* [WHAT IS NEEDED]:
Retype the material so that each line matches the original exactly.

* [RECORDS PROVIDED]:

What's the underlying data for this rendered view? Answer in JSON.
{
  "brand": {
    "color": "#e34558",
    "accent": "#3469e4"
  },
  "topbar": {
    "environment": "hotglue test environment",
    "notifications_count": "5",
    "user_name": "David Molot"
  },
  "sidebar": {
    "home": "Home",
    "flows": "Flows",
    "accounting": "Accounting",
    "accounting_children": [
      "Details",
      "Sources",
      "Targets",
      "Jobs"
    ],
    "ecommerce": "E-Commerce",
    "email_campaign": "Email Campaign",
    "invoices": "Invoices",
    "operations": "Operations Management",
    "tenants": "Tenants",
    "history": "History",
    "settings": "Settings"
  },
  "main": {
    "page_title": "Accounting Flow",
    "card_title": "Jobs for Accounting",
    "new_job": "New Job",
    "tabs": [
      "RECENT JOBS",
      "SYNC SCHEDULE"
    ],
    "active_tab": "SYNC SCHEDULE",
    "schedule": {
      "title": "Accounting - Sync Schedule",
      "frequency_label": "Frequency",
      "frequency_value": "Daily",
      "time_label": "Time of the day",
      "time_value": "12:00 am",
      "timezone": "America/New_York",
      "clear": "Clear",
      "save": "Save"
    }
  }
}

* [SOLUTION TO THE EXERCISE]:
What's the underlying data for this rendered view? Answer in JSON.
{
  "brand": {
    "color": "#e34558",
    "accent": "#3469e4"
  },
  "topbar": {
    "environment": "hotglue test environment",
    "notifications_count": "5",
    "user_name": "David Molot"
  },
  "sidebar": {
    "home": "Home",
    "flows": "Flows",
    "accounting": "Accounting",
    "accounting_children": [
      "Details",
      "Sources",
      "Targets",
      "Jobs"
    ],
    "ecommerce": "E-Commerce",
    "email_campaign": "Email Campaign",
    "invoices": "Invoices",
    "operations": "Operations Management",
    "tenants": "Tenants",
    "history": "History",
    "settings": "Settings"
  },
  "main": {
    "page_title": "Accounting Flow",
    "card_title": "Jobs for Accounting",
    "new_job": "New Job",
    "tabs": [
      "RECENT JOBS",
      "SYNC SCHEDULE"
    ],
    "active_tab": "SYNC SCHEDULE",
    "schedule": {
      "title": "Accounting - Sync Schedule",
      "frequency_label": "Frequency",
      "frequency_value": "Daily",
      "time_label": "Time of the day",
      "time_value": "12:00 am",
      "timezone": "America/New_York",
      "clear": "Clear",
      "save": "Save"
    }
  }
}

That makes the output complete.